[Data extracts]:

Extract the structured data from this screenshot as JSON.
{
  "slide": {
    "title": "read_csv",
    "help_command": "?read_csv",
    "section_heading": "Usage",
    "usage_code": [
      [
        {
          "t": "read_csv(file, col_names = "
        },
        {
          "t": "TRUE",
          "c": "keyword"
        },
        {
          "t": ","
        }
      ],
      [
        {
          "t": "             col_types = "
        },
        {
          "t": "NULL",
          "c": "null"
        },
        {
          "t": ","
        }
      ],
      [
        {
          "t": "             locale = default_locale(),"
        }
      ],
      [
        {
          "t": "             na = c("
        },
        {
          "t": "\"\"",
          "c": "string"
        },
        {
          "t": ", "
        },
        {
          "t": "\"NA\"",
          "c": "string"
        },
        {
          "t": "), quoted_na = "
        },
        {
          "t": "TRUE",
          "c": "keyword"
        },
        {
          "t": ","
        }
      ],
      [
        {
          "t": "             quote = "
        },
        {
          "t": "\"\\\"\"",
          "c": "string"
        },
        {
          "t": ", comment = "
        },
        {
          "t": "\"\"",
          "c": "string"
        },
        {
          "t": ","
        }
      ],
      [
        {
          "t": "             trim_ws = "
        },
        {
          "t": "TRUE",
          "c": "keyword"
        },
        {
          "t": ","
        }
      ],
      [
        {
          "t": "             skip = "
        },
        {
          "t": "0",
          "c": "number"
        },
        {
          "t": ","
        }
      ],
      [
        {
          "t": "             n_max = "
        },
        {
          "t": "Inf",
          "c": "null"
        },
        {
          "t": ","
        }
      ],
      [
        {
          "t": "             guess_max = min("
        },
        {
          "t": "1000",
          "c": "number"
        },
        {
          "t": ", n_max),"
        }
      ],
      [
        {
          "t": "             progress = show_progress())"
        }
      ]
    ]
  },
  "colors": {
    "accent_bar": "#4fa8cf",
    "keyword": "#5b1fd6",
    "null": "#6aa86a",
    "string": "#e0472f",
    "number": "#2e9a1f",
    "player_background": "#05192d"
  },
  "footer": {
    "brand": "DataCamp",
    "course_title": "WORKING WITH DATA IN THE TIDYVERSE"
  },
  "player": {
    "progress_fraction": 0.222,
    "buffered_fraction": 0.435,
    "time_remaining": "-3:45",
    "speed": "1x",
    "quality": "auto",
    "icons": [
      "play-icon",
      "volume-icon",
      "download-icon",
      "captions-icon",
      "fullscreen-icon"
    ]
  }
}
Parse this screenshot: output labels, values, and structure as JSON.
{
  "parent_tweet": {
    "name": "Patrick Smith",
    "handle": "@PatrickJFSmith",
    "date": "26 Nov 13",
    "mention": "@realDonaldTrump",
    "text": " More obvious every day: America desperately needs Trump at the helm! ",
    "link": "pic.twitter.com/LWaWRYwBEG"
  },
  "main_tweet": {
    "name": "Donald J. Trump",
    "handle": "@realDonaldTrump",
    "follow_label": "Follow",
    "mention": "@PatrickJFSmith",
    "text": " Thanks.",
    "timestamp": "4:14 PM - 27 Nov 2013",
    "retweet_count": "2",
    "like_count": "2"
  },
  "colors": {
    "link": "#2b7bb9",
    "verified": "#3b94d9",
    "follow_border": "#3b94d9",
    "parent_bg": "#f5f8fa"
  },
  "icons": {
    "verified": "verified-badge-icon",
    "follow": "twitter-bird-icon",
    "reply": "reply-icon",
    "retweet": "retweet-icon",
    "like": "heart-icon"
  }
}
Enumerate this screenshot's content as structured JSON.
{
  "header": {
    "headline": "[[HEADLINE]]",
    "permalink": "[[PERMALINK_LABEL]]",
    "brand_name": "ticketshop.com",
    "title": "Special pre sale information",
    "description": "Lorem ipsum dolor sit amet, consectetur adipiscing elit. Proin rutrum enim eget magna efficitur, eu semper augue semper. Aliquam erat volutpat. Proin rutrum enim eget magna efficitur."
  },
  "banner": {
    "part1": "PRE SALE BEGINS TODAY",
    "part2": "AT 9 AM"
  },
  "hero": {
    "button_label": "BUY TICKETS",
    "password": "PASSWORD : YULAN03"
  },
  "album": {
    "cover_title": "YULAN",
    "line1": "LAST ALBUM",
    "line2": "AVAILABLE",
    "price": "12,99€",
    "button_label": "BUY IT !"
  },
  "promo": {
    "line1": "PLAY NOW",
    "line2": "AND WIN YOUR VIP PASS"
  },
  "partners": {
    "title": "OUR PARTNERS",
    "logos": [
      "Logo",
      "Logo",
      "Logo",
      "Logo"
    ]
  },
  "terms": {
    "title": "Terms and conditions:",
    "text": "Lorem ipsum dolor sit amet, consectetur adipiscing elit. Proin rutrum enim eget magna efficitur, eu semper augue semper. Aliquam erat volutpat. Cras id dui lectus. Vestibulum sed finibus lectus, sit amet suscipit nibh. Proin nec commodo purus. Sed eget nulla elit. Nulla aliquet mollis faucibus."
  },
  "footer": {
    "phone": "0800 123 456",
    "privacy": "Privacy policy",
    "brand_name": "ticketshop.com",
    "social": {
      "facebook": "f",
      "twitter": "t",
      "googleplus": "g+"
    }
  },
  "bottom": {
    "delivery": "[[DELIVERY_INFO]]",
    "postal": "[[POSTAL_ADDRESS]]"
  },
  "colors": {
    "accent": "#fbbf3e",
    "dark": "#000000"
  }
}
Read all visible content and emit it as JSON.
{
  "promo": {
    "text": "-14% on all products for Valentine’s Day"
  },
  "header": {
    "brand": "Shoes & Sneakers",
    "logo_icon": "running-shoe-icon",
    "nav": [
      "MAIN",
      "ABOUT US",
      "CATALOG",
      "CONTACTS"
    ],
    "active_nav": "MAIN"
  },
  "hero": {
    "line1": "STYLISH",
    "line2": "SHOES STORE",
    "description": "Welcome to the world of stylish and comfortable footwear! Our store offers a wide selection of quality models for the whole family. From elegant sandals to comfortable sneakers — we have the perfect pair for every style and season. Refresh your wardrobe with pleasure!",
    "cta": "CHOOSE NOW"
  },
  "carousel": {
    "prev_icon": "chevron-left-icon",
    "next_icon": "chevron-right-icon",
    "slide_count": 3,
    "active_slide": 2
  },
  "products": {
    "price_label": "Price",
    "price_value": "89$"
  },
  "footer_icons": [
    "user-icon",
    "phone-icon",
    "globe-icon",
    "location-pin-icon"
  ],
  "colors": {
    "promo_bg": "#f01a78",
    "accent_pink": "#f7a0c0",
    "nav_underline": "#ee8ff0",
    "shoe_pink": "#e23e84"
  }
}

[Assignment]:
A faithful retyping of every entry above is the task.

[Output]:
Extract the structured data from this screenshot as JSON.
{
  "slide": {
    "title": "read_csv",
    "help_command": "?read_csv",
    "section_heading": "Usage",
    "usage_code": [
      [
        {
          "t": "read_csv(file, col_names = "
        },
        {
          "t": "TRUE",
          "c": "keyword"
        },
        {
          "t": ","
        }
      ],
      [
        {
          "t": "             col_types = "
        },
        {
          "t": "NULL",
          "c": "null"
        },
        {
          "t": ","
        }
      ],
      [
        {
          "t": "             locale = default_locale(),"
        }
      ],
      [
        {
          "t": "             na = c("
        },
        {
          "t": "\"\"",
          "c": "string"
        },
        {
          "t": ", "
        },
        {
          "t": "\"NA\"",
          "c": "string"
        },
        {
          "t": "), quoted_na = "
        },
        {
          "t": "TRUE",
          "c": "keyword"
        },
        {
          "t": ","
        }
      ],
      [
        {
          "t": "             quote = "
        },
        {
          "t": "\"\\\"\"",
          "c": "string"
        },
        {
          "t": ", comment = "
        },
        {
          "t": "\"\"",
          "c": "string"
        },
        {
          "t": ","
        }
      ],
      [
        {
          "t": "             trim_ws = "
        },
        {
          "t": "TRUE",
          "c": "keyword"
        },
        {
          "t": ","
        }
      ],
      [
        {
          "t": "             skip = "
        },
        {
          "t": "0",
          "c": "number"
        },
        {
          "t": ","
        }
      ],
      [
        {
          "t": "             n_max = "
        },
        {
          "t": "Inf",
          "c": "null"
        },
        {
          "t": ","
        }
      ],
      [
        {
          "t": "             guess_max = min("
        },
        {
          "t": "1000",
          "c": "number"
        },
        {
          "t": ", n_max),"
        }
      ],
      [
        {
          "t": "             progress = show_progress())"
        }
      ]
    ]
  },
  "colors": {
    "accent_bar": "#4fa8cf",
    "keyword": "#5b1fd6",
    "null": "#6aa86a",
    "string": "#e0472f",
    "number": "#2e9a1f",
    "player_background": "#05192d"
  },
  "footer": {
    "brand": "DataCamp",
    "course_title": "WORKING WITH DATA IN THE TIDYVERSE"
  },
  "player": {
    "progress_fraction": 0.222,
    "buffered_fraction": 0.435,
    "time_remaining": "-3:45",
    "speed": "1x",
    "quality": "auto",
    "icons": [
      "play-icon",
      "volume-icon",
      "download-icon",
      "captions-icon",
      "fullscreen-icon"
    ]
  }
}
Parse this screenshot: output labels, values, and structure as JSON.
{
  "parent_tweet": {
    "name": "Patrick Smith",
    "handle": "@PatrickJFSmith",
    "date": "26 Nov 13",
    "mention": "@realDonaldTrump",
    "text": " More obvious every day: America desperately needs Trump at the helm! ",
    "link": "pic.twitter.com/LWaWRYwBEG"
  },
  "main_tweet": {
    "name": "Donald J. Trump",
    "handle": "@realDonaldTrump",
    "follow_label": "Follow",
    "mention": "@PatrickJFSmith",
    "text": " Thanks.",
    "timestamp": "4:14 PM - 27 Nov 2013",
    "retweet_count": "2",
    "like_count": "2"
  },
  "colors": {
    "link": "#2b7bb9",
    "verified": "#3b94d9",
    "follow_border": "#3b94d9",
    "parent_bg": "#f5f8fa"
  },
  "icons": {
    "verified": "verified-badge-icon",
    "follow": "twitter-bird-icon",
    "reply": "reply-icon",
    "retweet": "retweet-icon",
    "like": "heart-icon"
  }
}
Enumerate this screenshot's content as structured JSON.
{
  "header": {
    "headline": "[[HEADLINE]]",
    "permalink": "[[PERMALINK_LABEL]]",
    "brand_name": "ticketshop.com",
    "title": "Special pre sale information",
    "description": "Lorem ipsum dolor sit amet, consectetur adipiscing elit. Proin rutrum enim eget magna efficitur, eu semper augue semper. Aliquam erat volutpat. Proin rutrum enim eget magna efficitur."
  },
  "banner": {
    "part1": "PRE SALE BEGINS TODAY",
    "part2": "AT 9 AM"
  },
  "hero": {
    "button_label": "BUY TICKETS",
    "password": "PASSWORD : YULAN03"
  },
  "album": {
    "cover_title": "YULAN",
    "line1": "LAST ALBUM",
    "line2": "AVAILABLE",
    "price": "12,99€",
    "button_label": "BUY IT !"
  },
  "promo": {
    "line1": "PLAY NOW",
    "line2": "AND WIN YOUR VIP PASS"
  },
  "partners": {
    "title": "OUR PARTNERS",
    "logos": [
      "Logo",
      "Logo",
      "Logo",
      "Logo"
    ]
  },
  "terms": {
    "title": "Terms and conditions:",
    "text": "Lorem ipsum dolor sit amet, consectetur adipiscing elit. Proin rutrum enim eget magna efficitur, eu semper augue semper. Aliquam erat volutpat. Cras id dui lectus. Vestibulum sed finibus lectus, sit amet suscipit nibh. Proin nec commodo purus. Sed eget nulla elit. Nulla aliquet mollis faucibus."
  },
  "footer": {
    "phone": "0800 123 456",
    "privacy": "Privacy policy",
    "brand_name": "ticketshop.com",
    "social": {
      "facebook": "f",
      "twitter": "t",
      "googleplus": "g+"
    }
  },
  "bottom": {
    "delivery": "[[DELIVERY_INFO]]",
    "postal": "[[POSTAL_ADDRESS]]"
  },
  "colors": {
    "accent": "#fbbf3e",
    "dark": "#000000"
  }
}
Read all visible content and emit it as JSON.
{
  "promo": {
    "text": "-14% on all products for Valentine’s Day"
  },
  "header": {
    "brand": "Shoes & Sneakers",
    "logo_icon": "running-shoe-icon",
    "nav": [
      "MAIN",
      "ABOUT US",
      "CATALOG",
      "CONTACTS"
    ],
    "active_nav": "MAIN"
  },
  "hero": {
    "line1": "STYLISH",
    "line2": "SHOES STORE",
    "description": "Welcome to the world of stylish and comfortable footwear! Our store offers a wide selection of quality models for the whole family. From elegant sandals to comfortable sneakers — we have the perfect pair for every style and season. Refresh your wardrobe with pleasure!",
    "cta": "CHOOSE NOW"
  },
  "carousel": {
    "prev_icon": "chevron-left-icon",
    "next_icon": "chevron-right-icon",
    "slide_count": 3,
    "active_slide": 2
  },
  "products": {
    "price_label": "Price",
    "price_value": "89$"
  },
  "footer_icons": [
    "user-icon",
    "phone-icon",
    "globe-icon",
    "location-pin-icon"
  ],
  "colors": {
    "promo_bg": "#f01a78",
    "accent_pink": "#f7a0c0",
    "nav_underline": "#ee8ff0",
    "shoe_pink": "#e23e84"
  }
}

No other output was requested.